- **Stored data**:
::::::

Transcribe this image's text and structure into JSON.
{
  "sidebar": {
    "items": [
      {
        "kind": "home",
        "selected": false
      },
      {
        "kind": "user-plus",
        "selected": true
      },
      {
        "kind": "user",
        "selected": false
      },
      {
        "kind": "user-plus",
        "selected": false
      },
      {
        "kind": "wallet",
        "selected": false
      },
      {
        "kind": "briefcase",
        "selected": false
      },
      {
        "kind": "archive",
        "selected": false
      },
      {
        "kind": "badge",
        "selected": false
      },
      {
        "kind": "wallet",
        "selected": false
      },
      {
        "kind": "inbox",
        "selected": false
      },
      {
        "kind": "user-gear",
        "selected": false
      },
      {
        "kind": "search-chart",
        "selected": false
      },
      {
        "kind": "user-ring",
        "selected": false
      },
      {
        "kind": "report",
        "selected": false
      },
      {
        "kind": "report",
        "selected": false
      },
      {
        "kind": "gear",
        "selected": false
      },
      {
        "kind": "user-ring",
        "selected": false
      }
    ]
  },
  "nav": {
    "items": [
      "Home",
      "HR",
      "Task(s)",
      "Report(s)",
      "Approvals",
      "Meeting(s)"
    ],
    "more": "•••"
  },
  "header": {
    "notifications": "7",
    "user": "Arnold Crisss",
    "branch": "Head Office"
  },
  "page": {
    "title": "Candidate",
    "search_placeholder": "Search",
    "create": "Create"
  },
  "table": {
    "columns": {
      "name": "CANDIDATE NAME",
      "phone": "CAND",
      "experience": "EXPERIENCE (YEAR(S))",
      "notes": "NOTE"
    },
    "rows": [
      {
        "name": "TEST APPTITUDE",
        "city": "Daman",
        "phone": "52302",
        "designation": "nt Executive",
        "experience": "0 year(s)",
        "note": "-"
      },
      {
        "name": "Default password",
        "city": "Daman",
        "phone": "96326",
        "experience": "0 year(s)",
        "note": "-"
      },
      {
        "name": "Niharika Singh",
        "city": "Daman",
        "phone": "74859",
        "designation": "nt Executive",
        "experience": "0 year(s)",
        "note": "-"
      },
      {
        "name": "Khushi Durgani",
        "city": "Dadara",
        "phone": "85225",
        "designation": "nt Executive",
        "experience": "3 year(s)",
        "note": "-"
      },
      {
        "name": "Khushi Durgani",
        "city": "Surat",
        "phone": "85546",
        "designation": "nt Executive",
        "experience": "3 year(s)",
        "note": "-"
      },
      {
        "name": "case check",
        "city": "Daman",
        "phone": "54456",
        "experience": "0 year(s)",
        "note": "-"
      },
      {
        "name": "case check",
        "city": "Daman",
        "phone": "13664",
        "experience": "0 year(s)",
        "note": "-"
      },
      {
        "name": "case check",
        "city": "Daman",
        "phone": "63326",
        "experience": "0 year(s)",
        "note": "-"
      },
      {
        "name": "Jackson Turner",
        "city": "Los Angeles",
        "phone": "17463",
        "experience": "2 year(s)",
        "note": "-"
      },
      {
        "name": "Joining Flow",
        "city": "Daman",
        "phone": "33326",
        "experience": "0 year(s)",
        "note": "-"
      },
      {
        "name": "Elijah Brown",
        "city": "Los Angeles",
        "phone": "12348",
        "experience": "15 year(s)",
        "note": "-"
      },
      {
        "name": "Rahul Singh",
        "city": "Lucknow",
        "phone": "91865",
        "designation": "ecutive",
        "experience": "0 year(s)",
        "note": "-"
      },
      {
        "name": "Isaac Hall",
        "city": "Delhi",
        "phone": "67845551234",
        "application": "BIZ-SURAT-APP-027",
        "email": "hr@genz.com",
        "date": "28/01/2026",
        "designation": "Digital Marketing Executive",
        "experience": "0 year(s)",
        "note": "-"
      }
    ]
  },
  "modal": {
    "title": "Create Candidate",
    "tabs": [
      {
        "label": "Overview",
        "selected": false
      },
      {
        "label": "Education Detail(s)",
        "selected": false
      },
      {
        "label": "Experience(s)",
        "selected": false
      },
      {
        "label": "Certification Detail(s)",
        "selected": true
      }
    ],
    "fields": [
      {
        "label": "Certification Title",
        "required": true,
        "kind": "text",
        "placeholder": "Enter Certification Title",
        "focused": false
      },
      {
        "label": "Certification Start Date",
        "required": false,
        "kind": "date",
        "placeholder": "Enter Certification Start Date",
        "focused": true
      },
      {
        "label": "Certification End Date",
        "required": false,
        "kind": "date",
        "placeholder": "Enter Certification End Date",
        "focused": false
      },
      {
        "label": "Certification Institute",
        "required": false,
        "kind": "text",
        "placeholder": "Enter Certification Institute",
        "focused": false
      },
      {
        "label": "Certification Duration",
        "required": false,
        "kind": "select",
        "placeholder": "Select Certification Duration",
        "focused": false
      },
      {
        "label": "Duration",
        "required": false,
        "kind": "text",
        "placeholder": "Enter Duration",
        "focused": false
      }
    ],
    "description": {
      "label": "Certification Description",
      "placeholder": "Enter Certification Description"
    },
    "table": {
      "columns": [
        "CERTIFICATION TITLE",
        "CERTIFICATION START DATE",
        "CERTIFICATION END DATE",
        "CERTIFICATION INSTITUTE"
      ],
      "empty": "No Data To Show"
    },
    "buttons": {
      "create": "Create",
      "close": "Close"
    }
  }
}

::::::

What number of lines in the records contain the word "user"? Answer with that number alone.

- **Written solution**: 7